Hitters Swing Too Often

When I wrote about the Twins’ struggles with the bases loaded early last season, one of the potential reasons I suggested for their issues was that they were simply swinging too frequently. That idea was informed by several recent analyses, like this one from Driveline and this summary scan by Eno Sarris, that have concluded that batters, on the whole, swing too often, even in the types of ball-strike counts that are traditionally thought to be to hitters’ advantage.

Tom Tango recently had a post with this summary chart of hitters’ run values per 100 pitches results, by ball-strike count and zone location. (Click to enlarge it).

Credit: Tom Tango

There are a lot of interesting things to take away from that chart.

For me, one of the first was how many of the cells in the swing columns were blue (negative). On average, swinging results in negative outcomes for the hitter all over the zone, even in the heart of the plate (two-strike counts being the obvious exception).

Those numbers generally track with the adage that even great hitters make an out six or seven out of ten times. That wisdom is often presented as a reason for hitters to focus on the things they can control, like going after good balls to hit, but something about seeing that play out in these numbers hammers that point home in a visceral way.

The most surprising thing that stood out to me was pitches in the heart of the plate in the 3-1 counts and 2-0 counts. Those are the situations that we reflexively expect hitters to cut it loose, especially in the middle of the plate. Get into one of those counts and then seek to do loud damage, the thinking goes. Yet, in both situations, the average run values from swings are negative.

That’s not to say hitters shouldn’t swing in those opportunities. That data shows that swinging is better than the alternative in those counts and locations. That’s very clear in the 2-0 counts (-2.5 from swings vs. -6.1 from takes), but it’s much closer in 3-1 counts (-6.1 vs. -8.2). But once you leave the heart of the plate locations in those counts, the decisions are in favor of not swinging.

Tango’s takeaway from that data was that batters are not, on average, discerning enough to consistently tell the difference between a pitch in the heart of the plate that they should swing at and an in-zone shadow zone pitch that they should take. Therefore, maybe they’d be better off not swinging in 3-1 counts as a rule.

That Doesn’t Apply to Julien
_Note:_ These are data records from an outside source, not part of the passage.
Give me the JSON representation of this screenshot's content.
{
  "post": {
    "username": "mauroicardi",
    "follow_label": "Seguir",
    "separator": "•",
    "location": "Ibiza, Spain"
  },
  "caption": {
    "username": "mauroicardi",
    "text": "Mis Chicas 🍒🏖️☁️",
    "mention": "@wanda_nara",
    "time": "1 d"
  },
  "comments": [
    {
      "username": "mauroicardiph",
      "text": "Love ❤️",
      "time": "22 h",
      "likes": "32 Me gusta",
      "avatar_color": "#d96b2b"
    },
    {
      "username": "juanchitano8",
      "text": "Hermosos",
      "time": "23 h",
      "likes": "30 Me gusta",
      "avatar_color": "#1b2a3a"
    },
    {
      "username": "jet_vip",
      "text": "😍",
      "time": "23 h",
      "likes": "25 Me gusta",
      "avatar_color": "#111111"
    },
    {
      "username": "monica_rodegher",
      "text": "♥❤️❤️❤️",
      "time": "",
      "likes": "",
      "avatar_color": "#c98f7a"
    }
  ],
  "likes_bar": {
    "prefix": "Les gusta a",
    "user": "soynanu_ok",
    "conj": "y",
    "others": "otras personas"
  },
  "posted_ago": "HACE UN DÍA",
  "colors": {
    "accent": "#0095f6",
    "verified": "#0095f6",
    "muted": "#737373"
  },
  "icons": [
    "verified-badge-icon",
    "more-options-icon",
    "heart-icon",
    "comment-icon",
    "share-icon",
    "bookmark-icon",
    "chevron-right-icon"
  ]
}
I say often that group statistics are not very good indicators for individual outcomes. While it might make sense for the average MLB hitter to follow Tango’s advice, that advice might not have as much applicability for someone with Julien’s refined skill set.

When Julien was ahead in the count last season, and the pitch was located in the heart of the plate, he swung 73.4% of the time, which is more or less the same as the 74.5% league average in that situation. So, he displayed more or less average aggressiveness in the middle of the plate in hitters’ counts.

But where he differentiated himself is on pitches in the shadow zone. Against those pitches, when ahead in the count, Julien swung just 35% of the time, the 4th-lowest rate in the league among the 170 players to see at least 200 shadow zone pitches. The rest of the league swung at 51.4%. On pitches out of the zone, he went after just 7.9%, less than half as often as the league’s 16.8%.

On shadow zone pitches, inside the strike zone, Julien swung at just 21.3%. The league did so at 33.0%. Julien’s swing rate against such pitches was the lowest in the league.

The league might not be able to discern heart from shadow strike finely enough to make good swing decisions, but Eddie Julien seemingly can. That’s illustrated well by these heatmaps from Pitcherlist:

In particular, I’ll call your attention to the swing aggression (top left) and power (bottom right) charts. Look how well they overlay one another. Where Julien’s power plays best is also where he’s being the most aggressive in swinging. That’s a great approach.

Should Julien swing more often? Probably not. Is he too passive? Probably not. He just has an outstanding grasp of where he can do damage and the skills and approach that enable him to execute to his strengths.


John is a writer for Twinkie Town and Pitcher List with an emphasis on analysis. He is a lifelong Twins fan and former college pitcher. You can follow him on Twitter @JohnFoley_21.